In Grade 8, the students review and utilize the Principles and Elements of Design in more advanced and challenging drawing, pastel, printmaking and sculpture projects. Their work in small groups to complete a number of large-scale paintings prepares them for their introduction to oil painting. Starting with a still life, the students begin to learn the medium, and then progress to an independent study investigation and the application of all these skills in the completion of a few self-portraits in both graphite and acrylic paint. Performing ArtsMusical
Each year the 8th grade class takes part in a class musical in the late fall. Students are invited to act or sing on stage, run lights and sound, provide accompaniment, create sets and props and to produce their own publicity for the show. With four instructors present for the production of the musical, each student is able to choose her own path, on stage or off, and create an exciting and event.Middle School Chorus (3)
The Lincoln School Middle School Chorus is a treble chorus available to all students in the Middle School who are interested in ensemble music. The purpose of the group is to instill an appreciation for the choral arts and to develop the students’ voices as ensemble instruments. The chorus focuses heavily on language, lyric diction and proper vocal production for developing young voices. Rhythm reading, music theory and music history are also incorporated into weekly rehearsals. The chorus performs approximately 8 or 9 times per year and frequently combines with the Upper School Vocal Ensemble and other performing ensembles both during and outside of the school day.Grade 8 Handchimes / Genres of American Music
One trimester of Handchimes and one trimester of Genres.
Handchimes is an introduction to handbell ringing. Classes occur 3 times weekly and are dedicated to learning proper ringing technique and musicality through the development of beginning handchime repertoire. By using handchimes as their applied instrument, students will also conquer the basics of music theory and study how music interacts with society today. Crossroads: American Music 1900 to 2008
From techno to marching band, Delta blues to Shape Note, from Cajun to Motown to Broadway, from 50 Cent to Tin Pan Alley, what is American music? This survey approaches ‘how to listen to music’ with basic musical concepts, vocabulary and social/historical context. Individual students will select an aspect of American music to explore in depth through listening, research, and writing.Academic Support
The goal of Academic Support classes in the Middle School is to provide students with the skills to be successful in their instructional program. Academic Support classes focus on organization of the student's work time and their materials, study skills, written language skills, reading comprehension skills, and math skills.Physical Education/Health

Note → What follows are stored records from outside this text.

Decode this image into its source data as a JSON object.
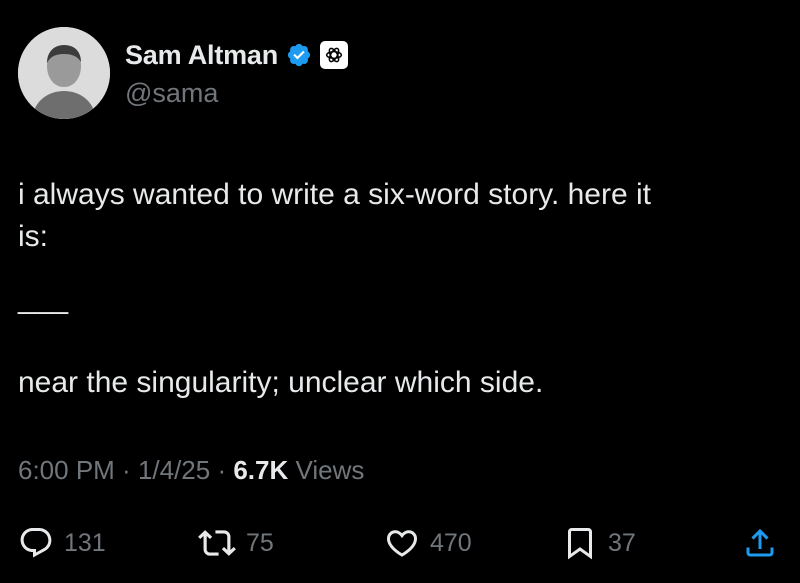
{
  "author": {
    "display_name": "Sam Altman",
    "handle": "@sama",
    "verified_color": "#1d9bf0"
  },
  "tweet": {
    "line1": "i always wanted to write a six-word story. here it",
    "line2": "is:",
    "separator": "___",
    "line3": "near the singularity; unclear which side."
  },
  "meta": {
    "time": "6:00 PM",
    "dot1": " · ",
    "date": "1/4/25",
    "dot2": " · ",
    "views_count": "6.7K",
    "views_label": " Views"
  },
  "actions": {
    "replies": "131",
    "reposts": "75",
    "likes": "470",
    "bookmarks": "37"
  },
  "icons": [
    "verified-icon",
    "openai-icon",
    "reply-icon",
    "repost-icon",
    "like-icon",
    "bookmark-icon",
    "share-icon"
  ]
}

Through exposure to a broad variety of activities, each student in the Lincoln School Physical Education program is encouraged to build her physical potential. The goal is to develop in each student competency in basic skills, an interest in physical fitness, an understanding of and appreciation for a variety of team and individual sports, and the confidence and desire to participate in physical activities throughout life.
Typical sports skill offerings include soccer, field hockey, football, basketball, volleyball, lacrosse, team handball, badminton, and softball. The units emphasize skill development, game strategies, positioning and rules. Other activities include Fitness Center training, S.A.F.E. self-defense program, yoga, and Zumba. Recreational games, team-building activities, and intramural opportunities are included throughout the year.